Biology | Year 1, YVR Session 2
What is Emsleyan Mimicry?
Mimicry is when an organism copies the appearance or behaviour of another animal, plant or even inanimate object. Generally, organisms use mimicry to help protect themselves from predators. Specifically, emsleyan mimicry is when a deadlier species mimics a less deadly one.
How does an organism benefit from Emselyan Mimicry?
It is easy to understand why a harmless organism would wish to mimic a deadly one. This way, they would be able to avoid predation. However, it is less clear why a deadly one would pretend to be less harmful or even harmless. One example of this phenomenon is the deadly coral snake mimicking the colour patterns of the less harmful milk snake.
Although scientists are still unsure, it has been theorized that there is an evolutionary advantage.

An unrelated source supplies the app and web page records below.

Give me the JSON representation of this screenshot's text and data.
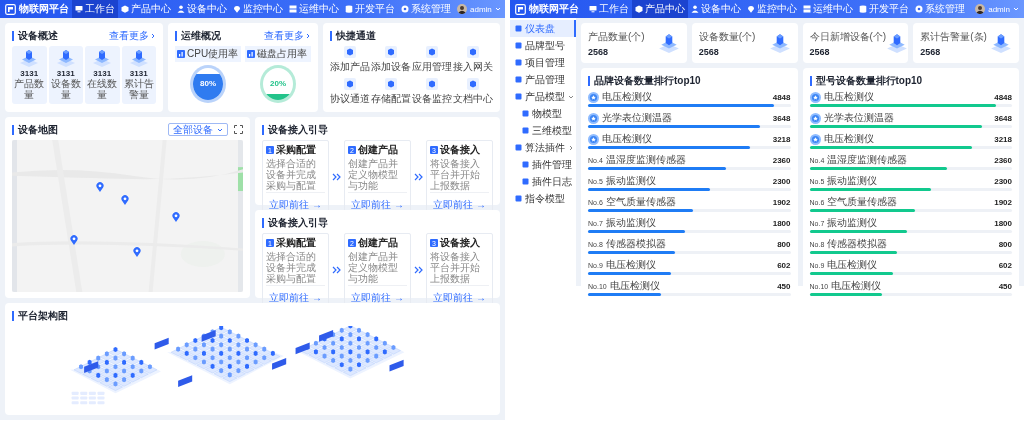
{
  "left": {
    "header": {
      "title": "物联网平台",
      "nav": [
        {
          "label": "工作台",
          "selected": true
        },
        {
          "label": "产品中心",
          "selected": false
        },
        {
          "label": "设备中心",
          "selected": false
        },
        {
          "label": "监控中心",
          "selected": false
        },
        {
          "label": "运维中心",
          "selected": false
        },
        {
          "label": "开发平台",
          "selected": false
        },
        {
          "label": "系统管理",
          "selected": false
        }
      ],
      "user": "admin"
    },
    "overview": {
      "title": "设备概述",
      "more": "查看更多",
      "stats": [
        {
          "value": "3131",
          "label": "产品数量"
        },
        {
          "value": "3131",
          "label": "设备数量"
        },
        {
          "value": "3131",
          "label": "在线数量"
        },
        {
          "value": "3131",
          "label": "累计告警量"
        }
      ]
    },
    "operations": {
      "title": "运维概况",
      "more": "查看更多",
      "gauges": [
        {
          "label": "CPU使用率",
          "value": "80%",
          "level": 0.8,
          "color": "#2f7bf0"
        },
        {
          "label": "磁盘占用率",
          "value": "20%",
          "level": 0.2,
          "color": "#22c38a"
        }
      ]
    },
    "quick": {
      "title": "快捷通道",
      "items": [
        "添加产品",
        "添加设备",
        "应用管理",
        "接入网关",
        "协议通道",
        "存储配置",
        "设备监控",
        "文档中心"
      ]
    },
    "map": {
      "title": "设备地图",
      "filter": "全部设备"
    },
    "guides": [
      {
        "title": "设备接入引导",
        "steps": [
          {
            "num": "1",
            "title": "采购配置",
            "text": "选择合适的设备并完成采购与配置",
            "link": "立即前往 →"
          },
          {
            "num": "2",
            "title": "创建产品",
            "text": "创建产品并定义物模型与功能",
            "link": "立即前往 →"
          },
          {
            "num": "3",
            "title": "设备接入",
            "text": "将设备接入平台并开始上报数据",
            "link": "立即前往 →"
          }
        ]
      },
      {
        "title": "设备接入引导",
        "steps": [
          {
            "num": "1",
            "title": "采购配置",
            "text": "选择合适的设备并完成采购与配置",
            "link": "立即前往 →"
          },
          {
            "num": "2",
            "title": "创建产品",
            "text": "创建产品并定义物模型与功能",
            "link": "立即前往 →"
          },
          {
            "num": "3",
            "title": "设备接入",
            "text": "将设备接入平台并开始上报数据",
            "link": "立即前往 →"
          }
        ]
      }
    ],
    "architecture": {
      "title": "平台架构图"
    }
  },
  "right": {
    "header": {
      "title": "物联网平台",
      "nav": [
        {
          "label": "工作台",
          "selected": false
        },
        {
          "label": "产品中心",
          "selected": true
        },
        {
          "label": "设备中心",
          "selected": false
        },
        {
          "label": "监控中心",
          "selected": false
        },
        {
          "label": "运维中心",
          "selected": false
        },
        {
          "label": "开发平台",
          "selected": false
        },
        {
          "label": "系统管理",
          "selected": false
        }
      ],
      "user": "admin"
    },
    "sidebar": [
      {
        "label": "仪表盘",
        "selected": true
      },
      {
        "label": "品牌型号",
        "selected": false
      },
      {
        "label": "项目管理",
        "selected": false
      },
      {
        "label": "产品管理",
        "selected": false
      },
      {
        "label": "产品模型",
        "selected": false,
        "expanded": true,
        "children": [
          {
            "label": "物模型",
            "selected": false
          },
          {
            "label": "三维模型",
            "selected": false
          }
        ]
      },
      {
        "label": "算法插件",
        "selected": false,
        "expanded": false,
        "children": [
          {
            "label": "插件管理",
            "selected": false
          },
          {
            "label": "插件日志",
            "selected": false
          }
        ]
      },
      {
        "label": "指令模型",
        "selected": false
      }
    ],
    "stats": [
      {
        "label": "产品数量(个)",
        "value": "2568"
      },
      {
        "label": "设备数量(个)",
        "value": "2568"
      },
      {
        "label": "今日新增设备(个)",
        "value": "2568"
      },
      {
        "label": "累计告警量(条)",
        "value": "2568"
      }
    ],
    "rankings": [
      {
        "title": "品牌设备数量排行top10",
        "color": "#1f7cf5",
        "items": [
          {
            "kind": "medal",
            "name": "电压检测仪",
            "value": "4848",
            "level": 0.92
          },
          {
            "kind": "medal",
            "name": "光学表位测温器",
            "value": "3648",
            "level": 0.85
          },
          {
            "kind": "medal",
            "name": "电压检测仪",
            "value": "3218",
            "level": 0.8
          },
          {
            "kind": "number",
            "rank": "No.4",
            "name": "温湿度监测传感器",
            "value": "2360",
            "level": 0.68
          },
          {
            "kind": "number",
            "rank": "No.5",
            "name": "振动监测仪",
            "value": "2300",
            "level": 0.6
          },
          {
            "kind": "number",
            "rank": "No.6",
            "name": "空气质量传感器",
            "value": "1902",
            "level": 0.52
          },
          {
            "kind": "number",
            "rank": "No.7",
            "name": "振动监测仪",
            "value": "1800",
            "level": 0.48
          },
          {
            "kind": "number",
            "rank": "No.8",
            "name": "传感器模拟器",
            "value": "800",
            "level": 0.43
          },
          {
            "kind": "number",
            "rank": "No.9",
            "name": "电压检测仪",
            "value": "602",
            "level": 0.41
          },
          {
            "kind": "number",
            "rank": "No.10",
            "name": "电压检测仪",
            "value": "450",
            "level": 0.36
          }
        ]
      },
      {
        "title": "型号设备数量排行top10",
        "color": "#12c98e",
        "items": [
          {
            "kind": "medal",
            "name": "电压检测仪",
            "value": "4848",
            "level": 0.92
          },
          {
            "kind": "medal",
            "name": "光学表位测温器",
            "value": "3648",
            "level": 0.85
          },
          {
            "kind": "medal",
            "name": "电压检测仪",
            "value": "3218",
            "level": 0.8
          },
          {
            "kind": "number",
            "rank": "No.4",
            "name": "温湿度监测传感器",
            "value": "2360",
            "level": 0.68
          },
          {
            "kind": "number",
            "rank": "No.5",
            "name": "振动监测仪",
            "value": "2300",
            "level": 0.6
          },
          {
            "kind": "number",
            "rank": "No.6",
            "name": "空气质量传感器",
            "value": "1902",
            "level": 0.52
          },
          {
            "kind": "number",
            "rank": "No.7",
            "name": "振动监测仪",
            "value": "1800",
            "level": 0.48
          },
          {
            "kind": "number",
            "rank": "No.8",
            "name": "传感器模拟器",
            "value": "800",
            "level": 0.43
          },
          {
            "kind": "number",
            "rank": "No.9",
            "name": "电压检测仪",
            "value": "602",
            "level": 0.41
          },
          {
            "kind": "number",
            "rank": "No.10",
            "name": "电压检测仪",
            "value": "450",
            "level": 0.36
          }
        ]
      }
    ]
  }
}
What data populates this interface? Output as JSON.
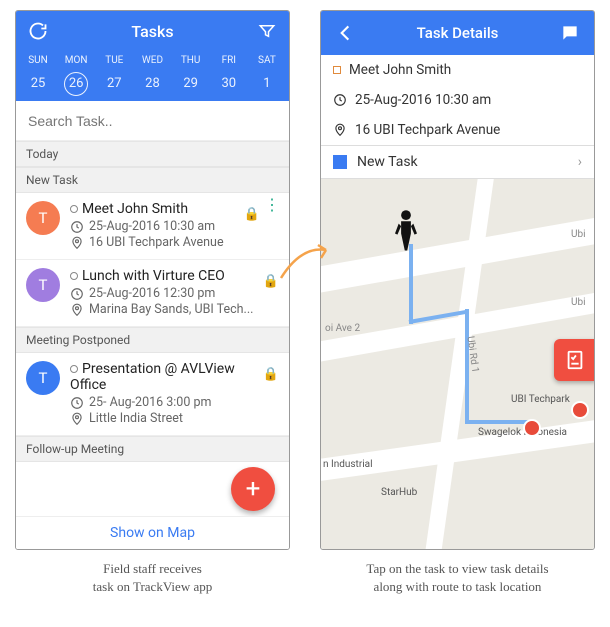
{
  "left": {
    "title": "Tasks",
    "days_labels": [
      "SUN",
      "MON",
      "TUE",
      "WED",
      "THU",
      "FRI",
      "SAT"
    ],
    "days_nums": [
      "25",
      "26",
      "27",
      "28",
      "29",
      "30",
      "1"
    ],
    "selected_index": 1,
    "search_placeholder": "Search Task..",
    "sections": {
      "today": "Today",
      "new_task": "New Task",
      "meeting_postponed": "Meeting Postponed",
      "followup": "Follow-up Meeting"
    },
    "tasks": [
      {
        "avatar": "T",
        "color": "orange",
        "title": "Meet John Smith",
        "time": "25-Aug-2016 10:30 am",
        "loc": "16 UBI Techpark Avenue",
        "menu": true
      },
      {
        "avatar": "T",
        "color": "purple",
        "title": "Lunch with Virture CEO",
        "time": "25-Aug-2016 12:30 pm",
        "loc": "Marina Bay Sands, UBI Tech...",
        "menu": false
      },
      {
        "avatar": "T",
        "color": "blue",
        "title": "Presentation @ AVLView Office",
        "time": "25- Aug-2016 3:00 pm",
        "loc": "Little India Street",
        "menu": false
      }
    ],
    "show_on_map": "Show on Map"
  },
  "right": {
    "title": "Task Details",
    "task_title": "Meet John Smith",
    "time": "25-Aug-2016 10:30 am",
    "loc": "16 UBI Techpark Avenue",
    "status": "New Task",
    "map_labels": {
      "oi_ave2": "oi Ave 2",
      "ubi_rd1": "Ubi Rd 1",
      "ubi1": "Ubi",
      "ubi2": "Ubi",
      "place1": "UBI Techpark",
      "place2": "Swagelok Indonesia",
      "place3": "StarHub",
      "place4": "n Industrial"
    }
  },
  "captions": {
    "left_l1": "Field staff receives",
    "left_l2": "task on TrackView app",
    "right_l1": "Tap on the task to view task details",
    "right_l2": "along with route to task location"
  }
}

If a predator were to attack a coral snake, the predator would likely die but may injure or kill the coral snake in the process. When this happens, the predator does not learn that the coral snake is dangerous. The predator will then continue preying on the coral snake. If the coral snake pretends to be the less deadly but still possibly harmful milk snake, it may reduce the number of attacks.